Minister Catherine McKenna, a founding member of Women for Nature, opened the evening by talking about how she was inspired to see so many women in the room working together for nature-based solutions to fight climate change.
The Honourary Chair of Women for Nature, Senator Diane Griffin, reflected on her many decades of work in conservation along with environmentalists like MP Elizabeth May and MP Linda Duncan.
“Canada is such a large and diverse country but the conservation community is very a small world,” she said. She said the collaborative approach that the Women for Nature network brings can be a strong collective voice for nature.
Member of Parliament Mr. Richard Cannings spoke about his personal connection to nature and how he has always felt humbled by the inspiring women he worked alongside during his professional career, several of which are part of Women for Nature.
Women for Nature co-chairs Ann Dale and Janet Bax thanked all the founding members of the initiative for championing Nature Canada’s work to connect more Canadians to nature.

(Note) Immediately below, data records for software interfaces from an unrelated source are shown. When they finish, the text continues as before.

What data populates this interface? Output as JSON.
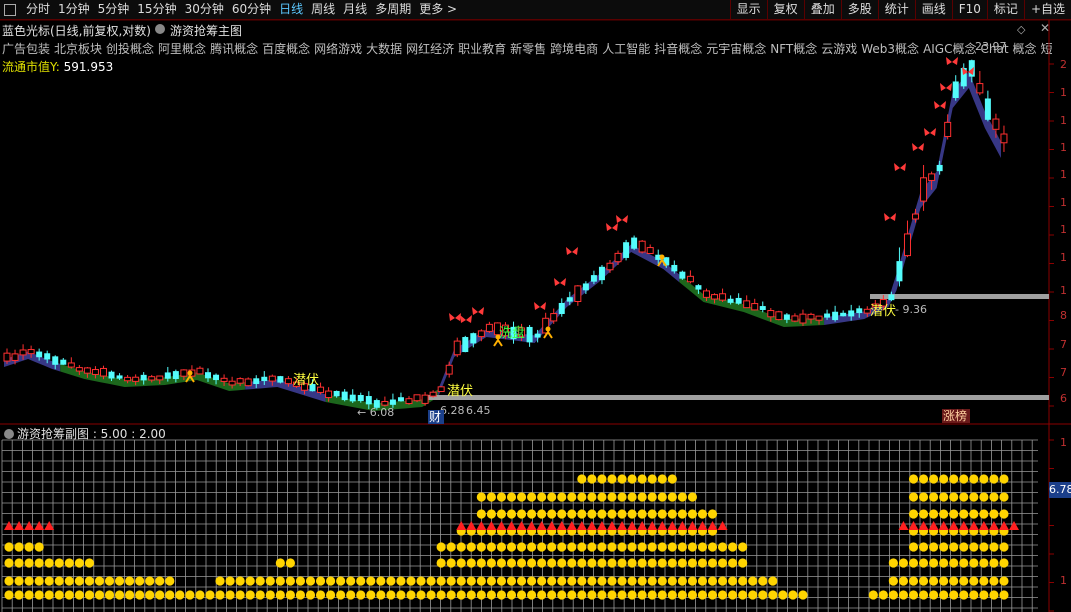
{
  "toolbar": {
    "periods": [
      "分时",
      "1分钟",
      "5分钟",
      "15分钟",
      "30分钟",
      "60分钟",
      "日线",
      "周线",
      "月线",
      "多周期",
      "更多 >"
    ],
    "active_period": "日线",
    "buttons": [
      "显示",
      "复权",
      "叠加",
      "多股",
      "统计",
      "画线",
      "F10",
      "标记",
      "+自选"
    ]
  },
  "main_chart": {
    "title": "蓝色光标(日线,前复权,对数)",
    "indicator": "游资抢筹主图",
    "concepts": [
      "广告包装",
      "北京板块",
      "创投概念",
      "阿里概念",
      "腾讯概念",
      "百度概念",
      "网络游戏",
      "大数据",
      "网红经济",
      "职业教育",
      "新零售",
      "跨境电商",
      "人工智能",
      "抖音概念",
      "元宇宙概念",
      "NFT概念",
      "云游戏",
      "Web3概念",
      "AIGC概念",
      "Chat",
      "概念",
      "短剧"
    ],
    "market_cap_label": "流通市值Y:",
    "market_cap_value": "591.953",
    "annotations": {
      "latent1": "潜伏",
      "latent2": "潜伏",
      "latent3": "潜伏",
      "wash": "洗盘",
      "low1": "6.08",
      "low2": "6.28",
      "low3": "6.45",
      "low4": "9.36",
      "high": "23.97",
      "cai": "财",
      "zhangbang": "涨榜"
    },
    "colors": {
      "up": "#ff3030",
      "down": "#54fcfc",
      "band_up": "#3a3a8c",
      "band_down": "#1d6b1d",
      "support": "#a0a0a0",
      "signal": "#ffe000"
    }
  },
  "sub_chart": {
    "title": "游资抢筹副图 : 5.00 : 2.00",
    "right_value": "6.78"
  }
}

Prof. Dale announced the launch of the Biodiversity Action Agenda, which encourages new strategies for teaching Canadians about nature. The report includes ideas such as designing cities with natural connections and using new technology and the arts to talk about protecting our land, water and wildlife. It also includes bold asks for policy makers, like the creation of new protected areas, more partnerships with Indigenous peoples and enforcement of species at risk legislation. Copies of the report were available on Monday evening and can be downloaded online.
“There is no second chance from extinction. Can you imagine Canada without polar bears or loons? This action agenda is our chance to make a difference,” said Dale.
Nature Canada believes that a key approach to protecting biodiversity is engaging today’s youth to take action to protect nature’s future. Janet Bax announced that the Young Women for Nature mentorships program has doubled in size this year and we’ll soon announce the young nature leader grants too.
“I’m especially honoured to be a mentee and to get the opportunity to learn from the Women for Nature mentors,” said Richelle Martin, one of the Young Women for Nature mentees who attended the event.
We encourage other professional women to get involved with Women for Nature to champion biodiversity conservation, help connect youth to nature and mentor future leaders for nature. Contact us (email@example.com) to learn more.